WHAT THIS TASK INVOLVES:
Lines in which "reference" appears should be pulled from the data below.

○ ○ ○ ○ ○

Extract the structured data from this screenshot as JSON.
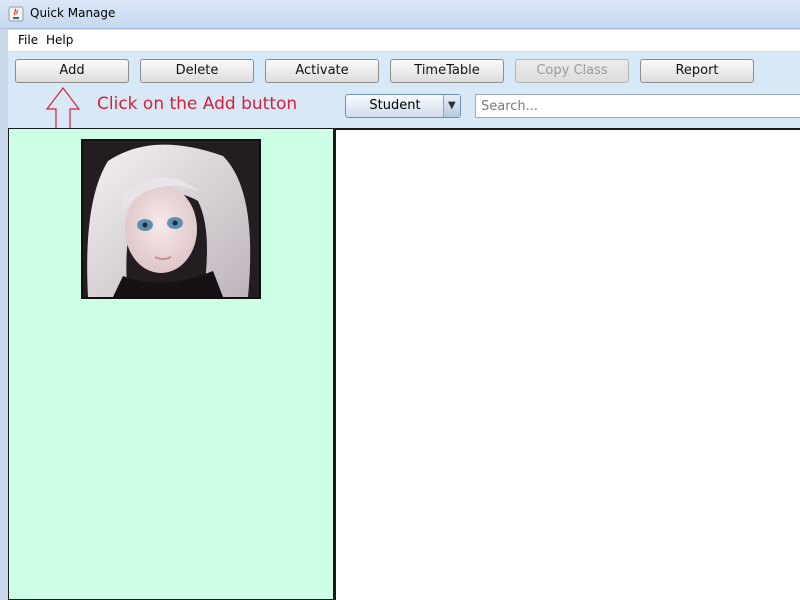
{
  "window": {
    "title": "Quick Manage",
    "icon": "java-app-icon"
  },
  "menubar": {
    "items": [
      "File",
      "Help"
    ]
  },
  "toolbar": {
    "buttons": [
      {
        "label": "Add",
        "enabled": true
      },
      {
        "label": "Delete",
        "enabled": true
      },
      {
        "label": "Activate",
        "enabled": true
      },
      {
        "label": "TimeTable",
        "enabled": true
      },
      {
        "label": "Copy Class",
        "enabled": false
      },
      {
        "label": "Report",
        "enabled": true
      }
    ]
  },
  "annotation": {
    "text": "Click on the Add button",
    "color": "#d8203a"
  },
  "filter": {
    "selected": "Student"
  },
  "search": {
    "placeholder": "Search..."
  },
  "colors": {
    "left_panel": "#ccffe6",
    "toolbar": "#d7e8f7"
  }
}
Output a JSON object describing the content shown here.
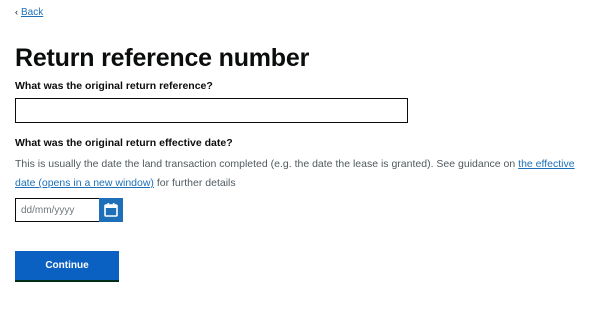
{
  "back": {
    "icon": "chevron-left-icon",
    "label": "Back"
  },
  "page": {
    "title": "Return reference number"
  },
  "reference": {
    "label": "What was the original return reference?",
    "value": "",
    "placeholder": ""
  },
  "effective_date": {
    "label": "What was the original return effective date?",
    "hint_before": "This is usually the date the land transaction completed (e.g. the date the lease is granted). See guidance on ",
    "hint_link": "the effective date (opens in a new window)",
    "hint_after": " for further details",
    "placeholder": "dd/mm/yyyy",
    "value": "",
    "calendar_icon": "calendar-icon"
  },
  "actions": {
    "continue_label": "Continue"
  },
  "colors": {
    "link": "#1d70b8",
    "primary_button": "#0b61c1",
    "text": "#0b0c0c",
    "hint_text": "#505a5f"
  }
}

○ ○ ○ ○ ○

SOLUTION FOR THIS TASK:
    "title": "Return reference number"
  "reference": {
    "label": "What was the original return reference?",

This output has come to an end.